• Prompt
Nothing but a number is wanted: the count of lines in the records below that include "data".

Entries taken from a collection
*** Block opens ***
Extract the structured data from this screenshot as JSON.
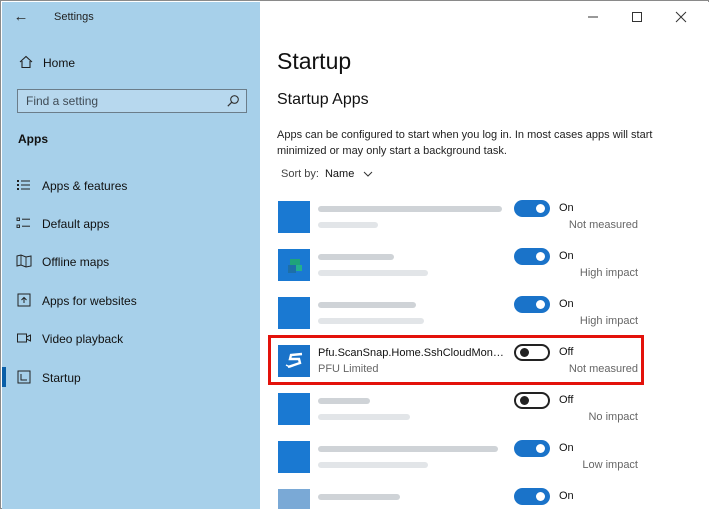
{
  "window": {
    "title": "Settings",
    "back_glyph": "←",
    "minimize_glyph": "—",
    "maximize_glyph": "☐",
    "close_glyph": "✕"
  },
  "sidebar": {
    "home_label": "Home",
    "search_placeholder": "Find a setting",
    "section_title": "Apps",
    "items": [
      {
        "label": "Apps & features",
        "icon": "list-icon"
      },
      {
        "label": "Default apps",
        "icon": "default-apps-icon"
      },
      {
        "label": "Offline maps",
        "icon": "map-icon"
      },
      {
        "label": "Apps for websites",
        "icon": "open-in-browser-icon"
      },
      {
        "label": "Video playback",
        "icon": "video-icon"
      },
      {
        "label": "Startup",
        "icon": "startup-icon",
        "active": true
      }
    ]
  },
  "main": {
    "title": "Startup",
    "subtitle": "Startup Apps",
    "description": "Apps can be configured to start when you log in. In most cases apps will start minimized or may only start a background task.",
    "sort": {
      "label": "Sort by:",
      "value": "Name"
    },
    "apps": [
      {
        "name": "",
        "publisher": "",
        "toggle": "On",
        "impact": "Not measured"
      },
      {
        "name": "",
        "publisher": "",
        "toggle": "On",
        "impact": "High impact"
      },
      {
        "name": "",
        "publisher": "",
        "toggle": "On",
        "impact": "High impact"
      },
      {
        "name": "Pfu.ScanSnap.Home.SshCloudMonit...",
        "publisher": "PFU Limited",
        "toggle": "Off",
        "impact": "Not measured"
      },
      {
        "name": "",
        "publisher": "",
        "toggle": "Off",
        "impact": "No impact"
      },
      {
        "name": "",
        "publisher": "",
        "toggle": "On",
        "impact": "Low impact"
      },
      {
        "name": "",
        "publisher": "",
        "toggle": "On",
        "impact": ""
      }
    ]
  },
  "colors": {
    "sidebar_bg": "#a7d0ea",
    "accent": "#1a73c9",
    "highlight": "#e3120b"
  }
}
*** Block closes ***
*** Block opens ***
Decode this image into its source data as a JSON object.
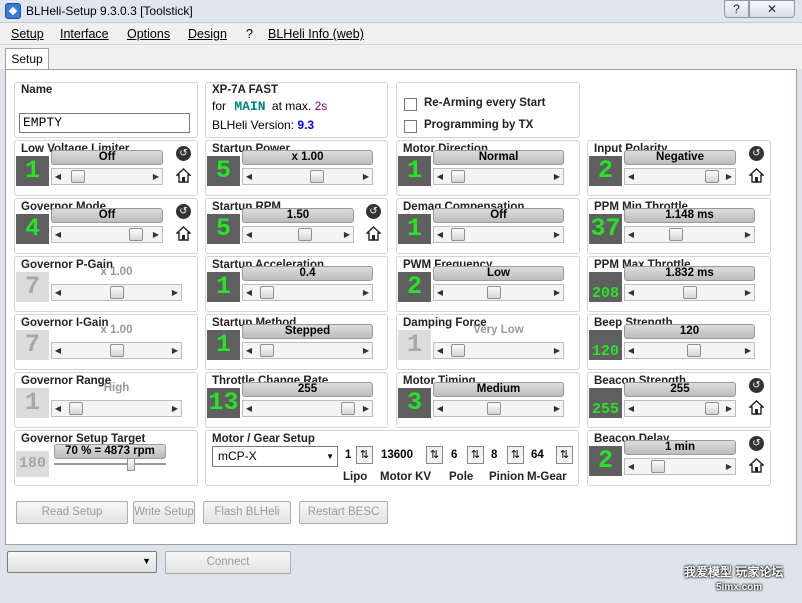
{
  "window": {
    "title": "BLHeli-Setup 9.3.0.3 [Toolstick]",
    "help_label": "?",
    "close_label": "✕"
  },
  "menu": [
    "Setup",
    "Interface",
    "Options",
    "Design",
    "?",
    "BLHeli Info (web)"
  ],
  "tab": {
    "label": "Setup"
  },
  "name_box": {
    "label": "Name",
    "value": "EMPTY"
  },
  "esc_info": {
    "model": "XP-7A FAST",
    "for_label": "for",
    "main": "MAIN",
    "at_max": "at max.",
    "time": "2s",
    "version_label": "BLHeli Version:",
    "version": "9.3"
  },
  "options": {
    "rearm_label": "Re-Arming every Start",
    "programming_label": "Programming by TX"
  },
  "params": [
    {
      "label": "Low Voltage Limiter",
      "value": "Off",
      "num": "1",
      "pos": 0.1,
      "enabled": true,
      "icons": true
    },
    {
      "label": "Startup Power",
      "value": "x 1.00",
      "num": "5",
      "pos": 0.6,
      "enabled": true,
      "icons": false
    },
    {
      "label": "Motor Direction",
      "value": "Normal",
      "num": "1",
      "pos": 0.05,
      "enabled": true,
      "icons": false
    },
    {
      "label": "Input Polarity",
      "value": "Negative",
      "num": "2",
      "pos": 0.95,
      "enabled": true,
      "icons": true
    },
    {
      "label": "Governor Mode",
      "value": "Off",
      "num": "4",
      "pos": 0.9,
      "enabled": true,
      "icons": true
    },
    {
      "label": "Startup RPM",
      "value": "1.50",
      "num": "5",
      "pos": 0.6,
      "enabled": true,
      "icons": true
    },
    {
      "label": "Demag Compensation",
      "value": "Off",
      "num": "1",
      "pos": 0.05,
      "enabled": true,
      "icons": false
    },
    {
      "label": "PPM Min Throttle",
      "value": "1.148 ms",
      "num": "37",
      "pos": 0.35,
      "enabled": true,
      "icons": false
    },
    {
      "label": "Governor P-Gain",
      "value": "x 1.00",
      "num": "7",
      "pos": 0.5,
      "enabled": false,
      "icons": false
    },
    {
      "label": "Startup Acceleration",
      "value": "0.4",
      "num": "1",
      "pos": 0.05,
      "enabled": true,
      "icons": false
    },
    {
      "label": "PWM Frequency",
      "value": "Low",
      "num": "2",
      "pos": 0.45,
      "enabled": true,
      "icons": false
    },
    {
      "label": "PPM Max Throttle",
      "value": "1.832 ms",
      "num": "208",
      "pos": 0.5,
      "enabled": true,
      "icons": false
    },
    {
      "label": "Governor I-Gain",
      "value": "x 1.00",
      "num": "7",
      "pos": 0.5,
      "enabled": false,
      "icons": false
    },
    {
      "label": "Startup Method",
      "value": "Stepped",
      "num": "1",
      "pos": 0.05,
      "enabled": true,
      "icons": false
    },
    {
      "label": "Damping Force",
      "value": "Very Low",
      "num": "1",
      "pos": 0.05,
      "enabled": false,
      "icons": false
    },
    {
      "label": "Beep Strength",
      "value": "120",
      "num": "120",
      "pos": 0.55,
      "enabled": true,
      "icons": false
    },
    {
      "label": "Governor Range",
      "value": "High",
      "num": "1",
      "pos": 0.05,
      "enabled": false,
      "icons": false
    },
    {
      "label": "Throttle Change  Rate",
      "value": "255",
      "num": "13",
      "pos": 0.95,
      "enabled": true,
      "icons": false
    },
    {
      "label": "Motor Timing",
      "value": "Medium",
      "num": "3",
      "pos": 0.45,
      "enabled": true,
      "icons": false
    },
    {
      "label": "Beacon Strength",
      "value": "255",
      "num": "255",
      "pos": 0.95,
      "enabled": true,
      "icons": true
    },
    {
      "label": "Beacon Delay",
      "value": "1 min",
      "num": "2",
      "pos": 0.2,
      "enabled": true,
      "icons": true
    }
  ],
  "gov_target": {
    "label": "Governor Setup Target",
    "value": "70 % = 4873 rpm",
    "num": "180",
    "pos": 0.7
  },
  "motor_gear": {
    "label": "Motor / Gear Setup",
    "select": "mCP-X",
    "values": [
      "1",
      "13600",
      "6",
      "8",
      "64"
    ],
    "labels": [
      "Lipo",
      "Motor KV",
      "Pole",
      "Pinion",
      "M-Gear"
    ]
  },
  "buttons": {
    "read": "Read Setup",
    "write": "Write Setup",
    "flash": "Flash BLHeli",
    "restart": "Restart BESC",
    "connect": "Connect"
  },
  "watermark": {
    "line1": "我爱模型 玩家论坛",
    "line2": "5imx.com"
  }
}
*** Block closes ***
• Task solution
2